The Future Is Now: Top Farm Systems Poised To Deliver Near-Term Value by Matt Eddy at Baseball America tries to rank each team’s farm system based on a complicated points system evaluation of the team’s top player ranking in each minor league. The Red Sox, Astros, Padres and Rangers are ranked one-through-four by their calculations, with the Mariners rated as the 13th best farm system. DJ Peterson was not included, nor was Mike Zunino, although Franklin and Miller were. So go figure. You can read the whole article here.

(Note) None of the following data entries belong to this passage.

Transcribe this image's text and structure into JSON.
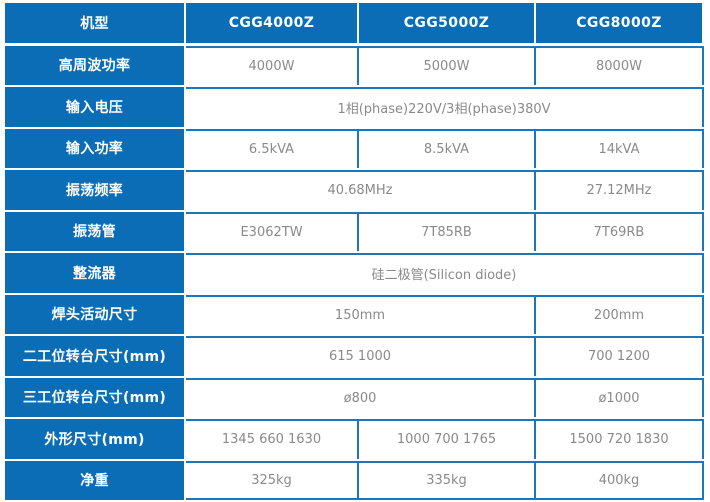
{
  "table": {
    "header": {
      "label": "机型",
      "models": [
        "CGG4000Z",
        "CGG5000Z",
        "CGG8000Z"
      ]
    },
    "rows": [
      {
        "label": "高周波功率",
        "cells": [
          {
            "text": "4000W",
            "span": 1
          },
          {
            "text": "5000W",
            "span": 1
          },
          {
            "text": "8000W",
            "span": 1
          }
        ]
      },
      {
        "label": "输入电压",
        "cells": [
          {
            "text": "1相(phase)220V/3相(phase)380V",
            "span": 3
          }
        ]
      },
      {
        "label": "输入功率",
        "cells": [
          {
            "text": "6.5kVA",
            "span": 1
          },
          {
            "text": "8.5kVA",
            "span": 1
          },
          {
            "text": "14kVA",
            "span": 1
          }
        ]
      },
      {
        "label": "振荡频率",
        "cells": [
          {
            "text": "40.68MHz",
            "span": 2
          },
          {
            "text": "27.12MHz",
            "span": 1
          }
        ]
      },
      {
        "label": "振荡管",
        "cells": [
          {
            "text": "E3062TW",
            "span": 1
          },
          {
            "text": "7T85RB",
            "span": 1
          },
          {
            "text": "7T69RB",
            "span": 1
          }
        ]
      },
      {
        "label": "整流器",
        "cells": [
          {
            "text": "硅二极管(Silicon diode)",
            "span": 3
          }
        ]
      },
      {
        "label": "焊头活动尺寸",
        "cells": [
          {
            "text": "150mm",
            "span": 2
          },
          {
            "text": "200mm",
            "span": 1
          }
        ]
      },
      {
        "label": "二工位转台尺寸(mm)",
        "cells": [
          {
            "text": "615 1000",
            "span": 2
          },
          {
            "text": "700 1200",
            "span": 1
          }
        ]
      },
      {
        "label": "三工位转台尺寸(mm)",
        "cells": [
          {
            "text": "ø800",
            "span": 2
          },
          {
            "text": "ø1000",
            "span": 1
          }
        ]
      },
      {
        "label": "外形尺寸(mm)",
        "cells": [
          {
            "text": "1345 660 1630",
            "span": 1
          },
          {
            "text": "1000 700 1765",
            "span": 1
          },
          {
            "text": "1500 720 1830",
            "span": 1
          }
        ]
      },
      {
        "label": "净重",
        "cells": [
          {
            "text": "325kg",
            "span": 1
          },
          {
            "text": "335kg",
            "span": 1
          },
          {
            "text": "400kg",
            "span": 1
          }
        ]
      }
    ]
  },
  "colors": {
    "header_blue": "#0b6db6",
    "border_blue": "#1a76bd",
    "value_text": "#8a8a8a",
    "label_text": "#ffffff"
  }
}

Tanaka handcuffs potent Giants lineup, lifts Eagles to Game 2 triumph – When you’re in desperate need of a win, a pretty good strategy is to give the ball to the guy who never loses and get out the way. Masahiro Tanaka went the distance and struck out 12 in his Japan Series debut, getting a little help from a crucial blown call, to lead the Tohoku Rakuten Golden Eagles to a 2-1 win over the Yomiuri Giants in Game 2 of the Japanese Fall Classic on Sunday night at Kleenex Stadium. “The guy is an animal,” Rakuten third baseman Casey McGehee said. “Especially tonight. Every pitch he threw was a possible game-changing pitch. He made, maybe, arguably, one mistake that the guy (Takayuki Terauchi) hit out. He was unbelievable, just like he’s been pretty much every time he’s been out there.”
Then Tanaka followed up an amazing career-first with something even more impressive the second time around. Less than 24 hours after striking out 12 during a complete-game victory in his Japan Series debut, the Tohoku Rakuten Golden Eagles ace was named the Sawamura Award winner for the second time. “I’m so happy,” Tanaka told Kyodo News. “It’s the biggest award a pitcher can receive. For an entire year, I was able to keep my place in the starting rotation, and the numbers followed.” —Based on stories by Jason Coskrey at the Japan Times
By The Numbers
“In Ubaldo Jimenez’s first 16 starts of 2013, he had a 4.63 ERA; in his last 16 starts, he had a 2.18 ERA.” —The Bill Chuck Files
[David Ortiz] is the third Red Sox first baseman with three hits in a World Series game. The others are Dick Hoblitzell (1915) and Carl Yastrzemski (1975). —ESPN Stats & Info
Matt Garza was 4-5 with a 4.38 ERA with Texas after going 6-1 with a 3.17 ERA for the Cubs. —The Bill Chuck Files